**Task**. Going through the data below, find how many lines include the word "Username", and reply with that number alone.

**Provided records**.
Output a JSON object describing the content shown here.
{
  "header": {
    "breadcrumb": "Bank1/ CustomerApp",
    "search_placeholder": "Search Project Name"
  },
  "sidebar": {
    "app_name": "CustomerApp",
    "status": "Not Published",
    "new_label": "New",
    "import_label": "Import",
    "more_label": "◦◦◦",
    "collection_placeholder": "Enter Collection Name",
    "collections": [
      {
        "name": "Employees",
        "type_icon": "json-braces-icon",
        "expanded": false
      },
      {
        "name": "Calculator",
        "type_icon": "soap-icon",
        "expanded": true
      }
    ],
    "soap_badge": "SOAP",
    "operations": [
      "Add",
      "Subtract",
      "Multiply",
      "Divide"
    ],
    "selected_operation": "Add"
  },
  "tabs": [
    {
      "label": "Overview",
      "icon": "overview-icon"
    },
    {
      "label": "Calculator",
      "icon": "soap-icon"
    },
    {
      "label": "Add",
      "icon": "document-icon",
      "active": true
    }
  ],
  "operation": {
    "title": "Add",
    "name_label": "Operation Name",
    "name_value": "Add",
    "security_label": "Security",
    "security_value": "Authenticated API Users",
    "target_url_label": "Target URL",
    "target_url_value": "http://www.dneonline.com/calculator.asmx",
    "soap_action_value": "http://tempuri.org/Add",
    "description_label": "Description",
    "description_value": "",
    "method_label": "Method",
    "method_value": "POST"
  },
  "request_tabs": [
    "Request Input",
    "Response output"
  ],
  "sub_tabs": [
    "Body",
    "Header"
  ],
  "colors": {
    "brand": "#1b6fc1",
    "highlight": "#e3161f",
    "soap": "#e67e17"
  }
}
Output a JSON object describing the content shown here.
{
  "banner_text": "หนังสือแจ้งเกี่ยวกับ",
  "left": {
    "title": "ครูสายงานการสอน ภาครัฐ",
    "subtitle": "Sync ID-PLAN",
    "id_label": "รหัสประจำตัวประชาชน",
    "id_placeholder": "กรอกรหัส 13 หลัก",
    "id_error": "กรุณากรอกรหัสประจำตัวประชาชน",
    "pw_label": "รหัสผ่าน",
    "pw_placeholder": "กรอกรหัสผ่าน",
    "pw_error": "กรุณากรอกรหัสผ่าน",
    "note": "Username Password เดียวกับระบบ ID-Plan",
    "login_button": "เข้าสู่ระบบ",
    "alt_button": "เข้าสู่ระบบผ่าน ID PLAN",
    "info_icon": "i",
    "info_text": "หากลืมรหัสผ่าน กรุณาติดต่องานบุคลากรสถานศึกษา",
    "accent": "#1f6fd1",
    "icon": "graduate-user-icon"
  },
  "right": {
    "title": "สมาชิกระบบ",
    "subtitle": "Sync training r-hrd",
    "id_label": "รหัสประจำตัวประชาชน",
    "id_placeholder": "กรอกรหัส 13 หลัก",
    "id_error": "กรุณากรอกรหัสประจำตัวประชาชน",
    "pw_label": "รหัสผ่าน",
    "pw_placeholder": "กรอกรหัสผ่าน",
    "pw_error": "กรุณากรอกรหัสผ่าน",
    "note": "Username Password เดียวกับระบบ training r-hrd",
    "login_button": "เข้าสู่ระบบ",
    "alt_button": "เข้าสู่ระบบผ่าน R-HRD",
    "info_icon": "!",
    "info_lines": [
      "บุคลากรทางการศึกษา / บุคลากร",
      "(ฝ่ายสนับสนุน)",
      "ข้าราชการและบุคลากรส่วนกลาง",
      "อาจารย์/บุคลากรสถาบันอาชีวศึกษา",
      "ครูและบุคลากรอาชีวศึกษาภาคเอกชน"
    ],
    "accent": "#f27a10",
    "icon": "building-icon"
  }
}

**Exercise output**. 2